Cast-in-place concrete is a popular method of new construction. It can be cost-effective, efficient, and yield aesthetically pleasing results. The key to a successful cast-in-place concrete structure is always pre-planning. Here we will discuss the principles of horizontal concrete construction.
Ask Now, or Forever Expect Phone Calls…
Locating columns, walls, and drawing the building lines is the easy part of starting any project. Then the hard stuff begins: what is the most efficient way to lay out the formwork? What is the desired formwork system? During what time of year will the construction take place? What type of hoisting equipment will be used? Who is going to install it? How must the project move? Are there specific details installers want to see? Asking these questions in advance of starting construction will save plenty of headaches down the road.
Simple is Better
“The maximum span for this stringer is 5′-2 3/8”.” It is much easier for the installer to lay out 5’—10’—15’—20′. When shoring is laid out in CAD, do not be afraid to use the text override command. Round down to give more wiggle room. For example, a member may lay out to 5’-1 3/16” to clear a column, but override this dimension to simply say 5′. Let the field installers make minor adjustments, and keep the numbers simple.
The first pour is always the most anticipated since there are (typically) no overhead obstructions, there is a clean slab area only for the formwork subcontractor, and the material coming out is fresh. What happens after that first pour? How does the material get from the first pour to the fifth pour? The key is to know the system and to establish a material movement plan. If the only option of moving the material is with carts and forklifts, keep the shoring generously spaced to accommodate this movement. This may mean doubling or even tripling stringers, clustering shores, or any similar means of creating a clear pathway. Draw attention to these areas on the shoring plans to make sure they stand out. Material movement is fundamental for efficiency.

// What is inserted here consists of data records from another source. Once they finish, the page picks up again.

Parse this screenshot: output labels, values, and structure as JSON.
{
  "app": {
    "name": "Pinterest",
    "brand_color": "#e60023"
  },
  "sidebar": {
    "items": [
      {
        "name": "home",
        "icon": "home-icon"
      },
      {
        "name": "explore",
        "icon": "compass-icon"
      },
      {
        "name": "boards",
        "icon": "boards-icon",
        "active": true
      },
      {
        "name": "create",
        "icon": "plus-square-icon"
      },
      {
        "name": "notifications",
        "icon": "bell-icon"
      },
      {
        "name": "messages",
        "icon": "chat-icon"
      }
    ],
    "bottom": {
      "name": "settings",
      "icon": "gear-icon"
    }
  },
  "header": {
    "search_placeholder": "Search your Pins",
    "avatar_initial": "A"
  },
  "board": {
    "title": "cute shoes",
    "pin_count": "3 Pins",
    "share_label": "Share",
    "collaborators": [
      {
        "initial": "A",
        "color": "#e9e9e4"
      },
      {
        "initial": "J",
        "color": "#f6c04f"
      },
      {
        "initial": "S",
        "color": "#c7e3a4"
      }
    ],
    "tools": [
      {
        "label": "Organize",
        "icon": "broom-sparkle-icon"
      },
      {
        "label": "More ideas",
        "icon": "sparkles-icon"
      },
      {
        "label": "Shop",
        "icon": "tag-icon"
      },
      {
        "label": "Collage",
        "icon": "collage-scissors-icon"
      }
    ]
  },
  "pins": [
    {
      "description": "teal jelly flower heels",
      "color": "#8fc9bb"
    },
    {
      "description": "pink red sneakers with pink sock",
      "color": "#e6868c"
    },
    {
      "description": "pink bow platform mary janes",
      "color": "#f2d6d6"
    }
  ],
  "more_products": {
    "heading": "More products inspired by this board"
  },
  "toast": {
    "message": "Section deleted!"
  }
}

Moving material out of a stripped area is only part of the equation. Efficient formwork engineering also requires planning for post-pour activities. What types of hoisting and/or material movement equipment will be required by the stripping crew? What kind of reshore system is going to be used? What are the required quantities? Check if the shoring system can be used as the reshore system. Make sure the shoring will work at a taller height when the formwork is removed; this is a common mistake. If your existing shoring/formwork system is not going to be used as the reshore system, stage reshores under the shoring as it is erected. As the forms are stripped, the reshores are ready and available for use. The same can be said for hoisting equipment. Always trap a forklift or scissor lift where the project supervisor wants to start removing the formwork after the slab is poured.
How Heavy Is That?
Formwork weights are critical pieces of information, both for the designer and for the field personnel. Be sure to call out weights for panels and typical units of equipment, along with quantities. This will keep the guesswork to a minimum and help avoid those situations where the crane or forklift cannot pick up a given load, requiring the load to be broken down and restacked into smaller bundles.
Overall, the design of formwork will involve just as much scheduling and coordination as it will engineering. As with all other aspects of construction, planning is the key to success. Keep these tips in mind and your project will see an increase in efficiency and a decrease in your stress level.